The gathering tea party movement has been a boon to the Republican Party.
It is also the bane.
Clearly tea party sentiment — the anti-establishment movement that generally favors hard-right Republicans — helped elected Scott Brown (R) in the Massachusetts special election to replace the late Senator Edward Kennedy (D).
That same sentiment forced a Republican out of a contest in upstate New York in a special House election and elected a Democrat to a seat held by Republicans for generations.
The tea party movement may damage the Republican brand in other states.
When popular Governor Charles Crist (R) entered the Florida Senate contest in May 2009, he looked like a lead pipe cinch.
But the tea party types, who despise Crist, have gotten behind former Florida state Speaker Marco Rubio (R).
A Quinnipiac Univ. poll conducted January 20-24 shows Rubio, who trailed by a great margin a few months ago, has gone ahead of Crist by 47% – 44%.

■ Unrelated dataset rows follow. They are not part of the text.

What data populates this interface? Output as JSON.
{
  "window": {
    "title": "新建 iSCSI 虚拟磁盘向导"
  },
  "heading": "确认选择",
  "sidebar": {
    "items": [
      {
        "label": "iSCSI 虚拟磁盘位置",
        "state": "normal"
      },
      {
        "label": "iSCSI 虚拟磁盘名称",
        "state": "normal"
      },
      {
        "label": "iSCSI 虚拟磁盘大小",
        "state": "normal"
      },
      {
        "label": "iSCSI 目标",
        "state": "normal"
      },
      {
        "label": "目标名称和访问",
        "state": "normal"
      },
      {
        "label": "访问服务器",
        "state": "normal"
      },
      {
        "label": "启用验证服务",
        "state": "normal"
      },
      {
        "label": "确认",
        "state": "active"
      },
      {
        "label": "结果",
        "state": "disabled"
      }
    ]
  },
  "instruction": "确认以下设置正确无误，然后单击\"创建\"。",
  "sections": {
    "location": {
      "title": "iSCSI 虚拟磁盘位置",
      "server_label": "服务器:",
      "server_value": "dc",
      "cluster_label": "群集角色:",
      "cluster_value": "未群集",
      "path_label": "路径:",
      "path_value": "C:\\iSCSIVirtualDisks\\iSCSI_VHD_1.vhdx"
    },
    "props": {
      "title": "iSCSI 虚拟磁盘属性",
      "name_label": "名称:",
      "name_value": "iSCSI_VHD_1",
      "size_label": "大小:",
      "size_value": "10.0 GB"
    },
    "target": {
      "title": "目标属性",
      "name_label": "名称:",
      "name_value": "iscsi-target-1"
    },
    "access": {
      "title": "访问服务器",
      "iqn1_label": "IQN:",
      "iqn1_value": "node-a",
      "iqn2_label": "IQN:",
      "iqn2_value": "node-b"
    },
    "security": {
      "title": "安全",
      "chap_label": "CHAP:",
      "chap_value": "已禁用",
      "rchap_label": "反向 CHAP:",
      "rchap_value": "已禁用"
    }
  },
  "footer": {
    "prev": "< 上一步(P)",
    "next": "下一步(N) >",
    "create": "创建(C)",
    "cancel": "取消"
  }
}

Rubio still trails in the money chase, but is beginning to catch up there too.
If Rubio wins the primary, he will face a stiff challenge from U.S. Rep. Kendrick Meek (D).
There are many other states where the most electable Republican in November will not survive the primaries.
We will see who has the best tea flavorings come November.